Membership & Marketing Manager
Henry grew up fishing in Cape Cod and Central Idaho with his dad and older brother. Once he got the taste of bonefish on the end of his fly rod, fishing and life changed forever. After graduating from Hobart College with a BA in American Studies, Henry spent the next five years working for The Wall Street Journal in the sales and advertising departments.
Additionally, Henry has enjoyed spending time serving on the board of an environmentally focused non-profit, the Horizon Foundation, alongside family members for the past 6 years. Conservation and fishing have always gone hand in hand with him, and he hopes to help BTT continue to grow as a recognized leader in the habitat protection and angling communities.
Maggie grew up in Vermont, primarily fishing in freshwater with her family. She received her BS in Marine Biology from the University of New England and her MS in Marine Biology from the University of Massachusetts Dartmouth, where she also worked as a teaching assistant. Between degrees, she spent a year working at the Cape Eleuthera Institute in the Bahamas as a research technician and research assistant, and taught a research methods class focusing on shark research. She has collaborated on numerous education initiatives focused on shark research, including outreach with The Gills Club, field courses with Shoals Marine Laboratory, and developed a virtual reality lesson plan with Google Expeditions.

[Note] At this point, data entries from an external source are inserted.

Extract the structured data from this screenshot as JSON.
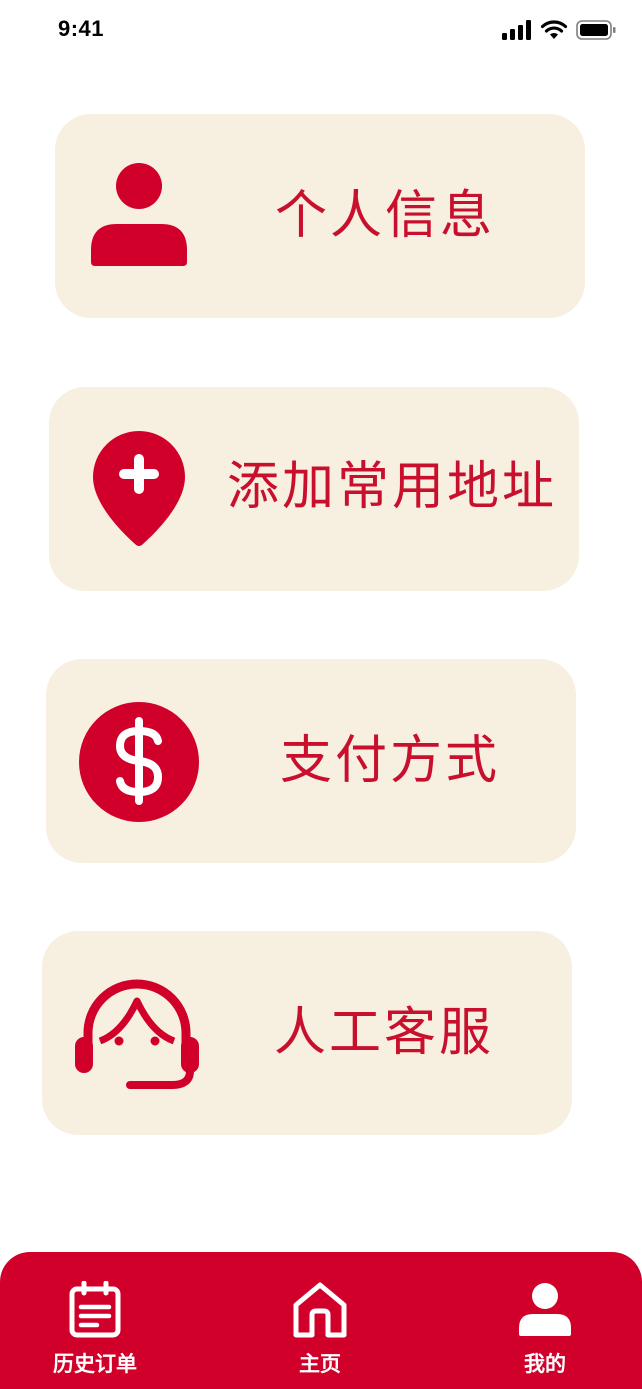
{
  "status_bar": {
    "time": "9:41",
    "icons": [
      "signal-icon",
      "wifi-icon",
      "battery-icon"
    ]
  },
  "menu": {
    "items": [
      {
        "label": "个人信息",
        "icon": "person-icon"
      },
      {
        "label": "添加常用地址",
        "icon": "location-plus-icon"
      },
      {
        "label": "支付方式",
        "icon": "dollar-circle-icon"
      },
      {
        "label": "人工客服",
        "icon": "headset-agent-icon"
      }
    ]
  },
  "tab_bar": {
    "items": [
      {
        "label": "历史订单",
        "icon": "order-history-icon"
      },
      {
        "label": "主页",
        "icon": "home-icon"
      },
      {
        "label": "我的",
        "icon": "person-icon"
      }
    ]
  },
  "colors": {
    "accent": "#c8102e",
    "tab_bar_background": "#d0002a",
    "card_background": "#f7efdf",
    "page_background": "#ffffff"
  }
}
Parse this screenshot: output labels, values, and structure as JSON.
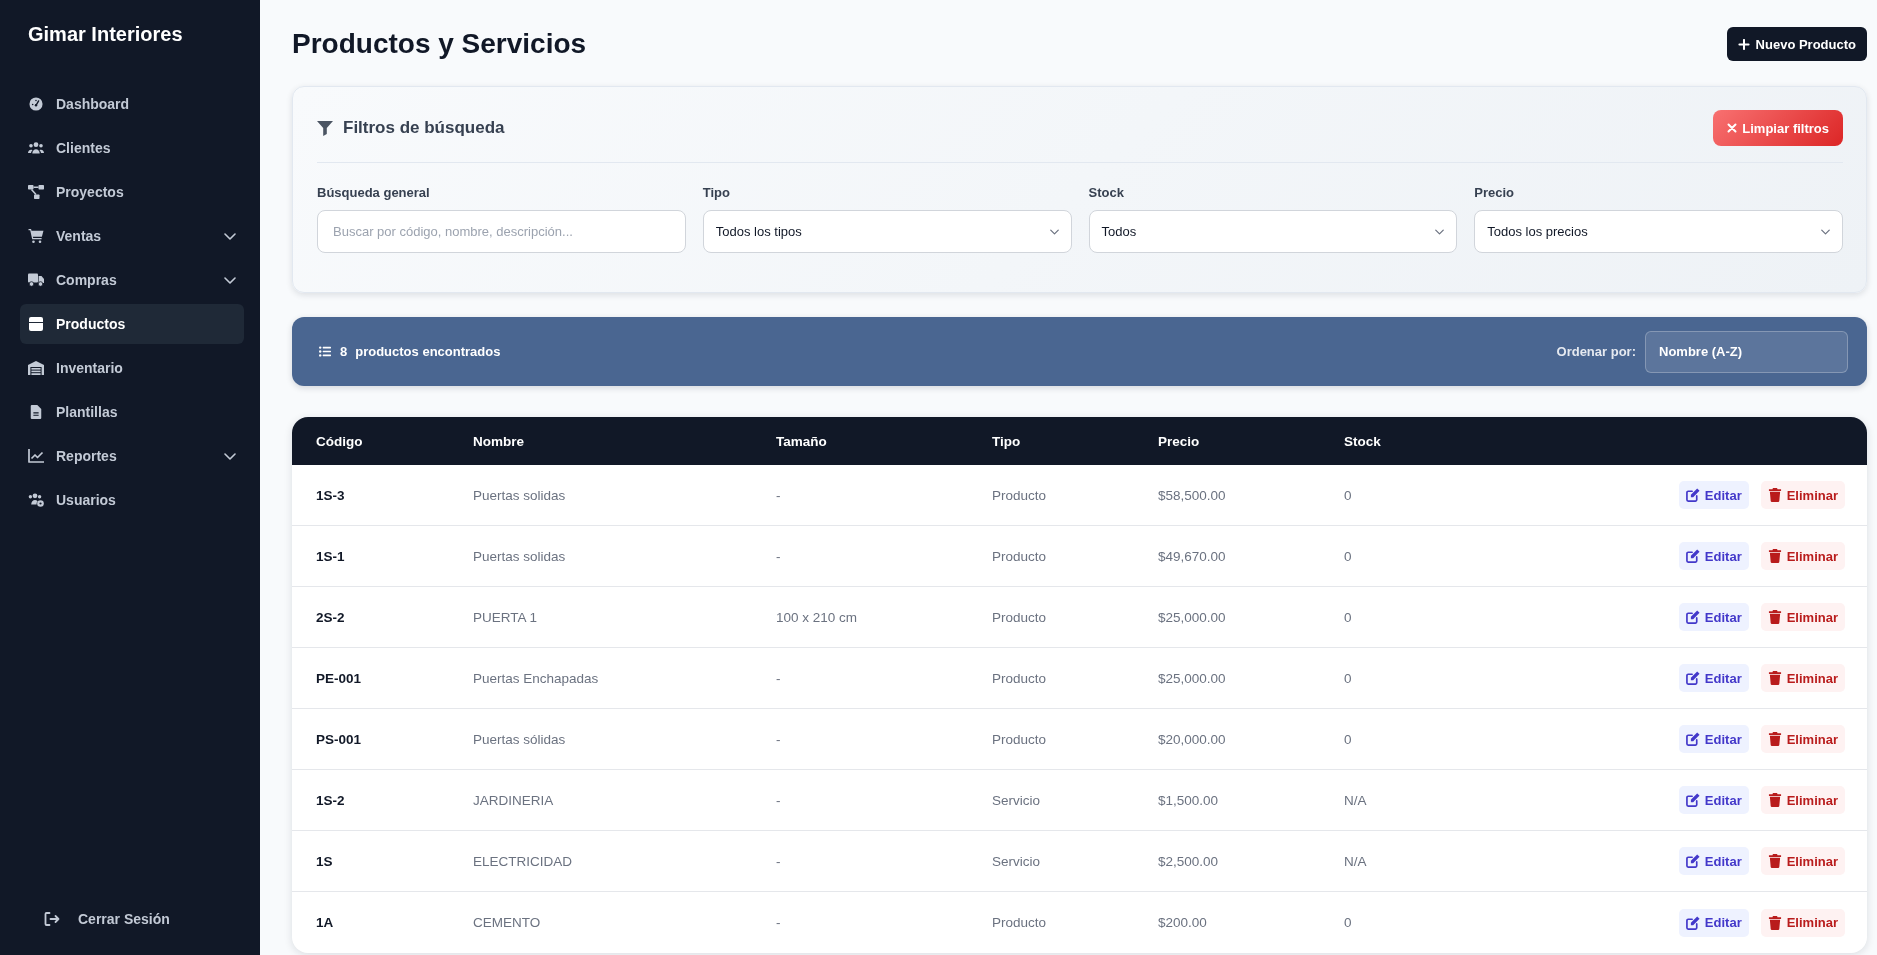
{
  "sidebar": {
    "brand": "Gimar Interiores",
    "items": [
      {
        "label": "Dashboard",
        "selected": false,
        "has_submenu": false
      },
      {
        "label": "Clientes",
        "selected": false,
        "has_submenu": false
      },
      {
        "label": "Proyectos",
        "selected": false,
        "has_submenu": false
      },
      {
        "label": "Ventas",
        "selected": false,
        "has_submenu": true
      },
      {
        "label": "Compras",
        "selected": false,
        "has_submenu": true
      },
      {
        "label": "Productos",
        "selected": true,
        "has_submenu": false
      },
      {
        "label": "Inventario",
        "selected": false,
        "has_submenu": false
      },
      {
        "label": "Plantillas",
        "selected": false,
        "has_submenu": false
      },
      {
        "label": "Reportes",
        "selected": false,
        "has_submenu": true
      },
      {
        "label": "Usuarios",
        "selected": false,
        "has_submenu": false
      }
    ],
    "logout": "Cerrar Sesión"
  },
  "header": {
    "title": "Productos y Servicios",
    "new_button": "Nuevo Producto"
  },
  "filters": {
    "title": "Filtros de búsqueda",
    "clear_button": "Limpiar filtros",
    "fields": [
      {
        "kind": "text",
        "label": "Búsqueda general",
        "placeholder": "Buscar por código, nombre, descripción..."
      },
      {
        "kind": "select",
        "label": "Tipo",
        "value": "Todos los tipos"
      },
      {
        "kind": "select",
        "label": "Stock",
        "value": "Todos"
      },
      {
        "kind": "select",
        "label": "Precio",
        "value": "Todos los precios"
      }
    ]
  },
  "results": {
    "count": "8",
    "label": "productos encontrados",
    "sort_label": "Ordenar por:",
    "sort_value": "Nombre (A-Z)"
  },
  "table": {
    "columns": [
      "Código",
      "Nombre",
      "Tamaño",
      "Tipo",
      "Precio",
      "Stock"
    ],
    "rows": [
      {
        "cells": [
          "1S-3",
          "Puertas solidas",
          "-",
          "Producto",
          "$58,500.00",
          "0"
        ],
        "actions": [
          {
            "kind": "edit",
            "label": "Editar"
          },
          {
            "kind": "delete",
            "label": "Eliminar"
          }
        ]
      },
      {
        "cells": [
          "1S-1",
          "Puertas solidas",
          "-",
          "Producto",
          "$49,670.00",
          "0"
        ],
        "actions": [
          {
            "kind": "edit",
            "label": "Editar"
          },
          {
            "kind": "delete",
            "label": "Eliminar"
          }
        ]
      },
      {
        "cells": [
          "2S-2",
          "PUERTA 1",
          "100 x 210 cm",
          "Producto",
          "$25,000.00",
          "0"
        ],
        "actions": [
          {
            "kind": "edit",
            "label": "Editar"
          },
          {
            "kind": "delete",
            "label": "Eliminar"
          }
        ]
      },
      {
        "cells": [
          "PE-001",
          "Puertas Enchapadas",
          "-",
          "Producto",
          "$25,000.00",
          "0"
        ],
        "actions": [
          {
            "kind": "edit",
            "label": "Editar"
          },
          {
            "kind": "delete",
            "label": "Eliminar"
          }
        ]
      },
      {
        "cells": [
          "PS-001",
          "Puertas sólidas",
          "-",
          "Producto",
          "$20,000.00",
          "0"
        ],
        "actions": [
          {
            "kind": "edit",
            "label": "Editar"
          },
          {
            "kind": "delete",
            "label": "Eliminar"
          }
        ]
      },
      {
        "cells": [
          "1S-2",
          "JARDINERIA",
          "-",
          "Servicio",
          "$1,500.00",
          "N/A"
        ],
        "actions": [
          {
            "kind": "edit",
            "label": "Editar"
          },
          {
            "kind": "delete",
            "label": "Eliminar"
          }
        ]
      },
      {
        "cells": [
          "1S",
          "ELECTRICIDAD",
          "-",
          "Servicio",
          "$2,500.00",
          "N/A"
        ],
        "actions": [
          {
            "kind": "edit",
            "label": "Editar"
          },
          {
            "kind": "delete",
            "label": "Eliminar"
          }
        ]
      },
      {
        "cells": [
          "1A",
          "CEMENTO",
          "-",
          "Producto",
          "$200.00",
          "0"
        ],
        "actions": [
          {
            "kind": "edit",
            "label": "Editar"
          },
          {
            "kind": "delete",
            "label": "Eliminar"
          }
        ]
      }
    ]
  }
}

Maggie believes that education and effective science communication are crucial in conservation and is working to incorporate BTT’s research into educational materials to be distributed throughout Florida. Fishing is one of her favorite hobbies and she is excited to learn more about the local species.